Published: April 16, 2021

I’m a remote seller – why should I worry about business license rules?

Remote Sellers

Many business owners and managers are aware that municipal business licenses are required to operate brick-and-mortar stores, and sometimes for other types of physical presence (such as licenses for seller-owned delivery trucks). A major misconception is that businesses are generally not required to hold a business license in the municipalities where they are doing business as remote sellers.

To determine where a business license may be needed, it is generally good practice to review the local business license ordinances for the municipalities where physical presence has been met or is going to be met. Business licenses are generally required for the start of business in that jurisdiction; when plans for expansion or other changes in business operation are being made, review of business license requirements should be included in those discussions. The definition of physical presence varies for each jurisdiction, but typically includes having a brick-and-mortar business location, owning or leasing property, having local sales personnel soliciting sales, and making deliveries to customers in seller-owned trucks.

But what about the municipalities where there is no physical presence? There are many cities and counties in the United States that do impose a business license requirement on remote sellers. It would be an overwhelming task to keep up with every business license requirement in every municipality that any remote seller may potentially make sales into.

Fortunately, in many states, the variation between the license requirements for municipalities that are in the same state is relatively trivial. In West Virginia, for example, most cities with a local business license require remote sellers to hold a license, but most California cities only impose a license when physical presence has been met. Cities in Alabama and South Carolina often use gross receipts as the basis for calculating license fees, whereas Washington and West Virginia cities often have a fixed business license fee but also require license holders to file and pay business and occupation taxes, which are based on gross receipts.

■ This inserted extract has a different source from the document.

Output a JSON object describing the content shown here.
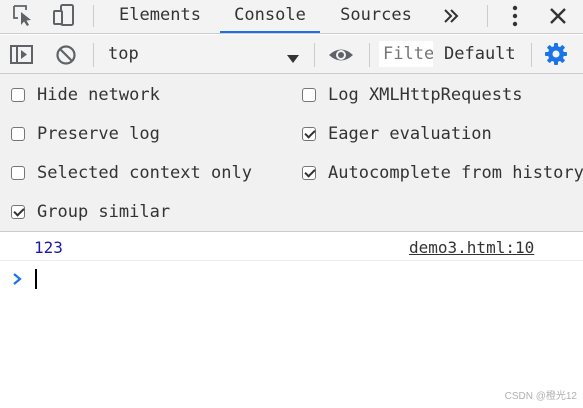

As business license fees and related taxes are often based on receipts, operating without a license in cities with low sales volumes generally comes with low risk. Many Alabama cities have a $10,000 annual nexus threshold for licenses for remote sellers, and cities in many states typically only apply the license fees or B&O tax to receipts above a certain dollar amount (for example, Weirton, WV excludes the first $125,000 of retail sales from B&O tax). On the other hand, operating without a license in cities with high sales volumes can generate exponentially greater risk, as many of these municipalities have high penalty and interest rates for late payments and non-filing (for example, Town of Central, SC has a late penalty of 50% per month late). To mitigate risk, it is a good business practice to perform routine reviews of municipal license rules in municipalities with high sales volumes.

Recently, we have seen aggressive discovery activity from municipalities in Alabama, California, Kentucky, South Carolina, and West Virginia, with many jurisdictions outsourcing these activities to 3rd party firms, who receive a cut of those penalty and interest fees for collecting the business license fees and unpaid taxes. Whether a municipality has their own in-house discovery team or outsources to a 3rd party firm, a lot of remote sellers are now being pursued for these unpaid fees. Many businesses are being uncovered during reviews of other tax records (including sales and use, property, and payroll taxes). Sometimes these discovery teams also request service/shipping addresses, which can be used to discover businesses that may be operating without a license.

Our team at Clarus Partners has specialized expertise in handling municipal business license and B&O tax compliance, including experience in responding to requests from discovery teams and consulting on nexus rules. We also offer SmartLicense, our business license compliance software, to aid in managing the ongoing compliance for these municipal licenses and miscellaneous other business taxes. Whether an organization has 100 licenses or 2,000, we have the tools, knowledge, and experience to ensure our clients are compliant with these local license and tax obligations.

By Deirdra DiVittis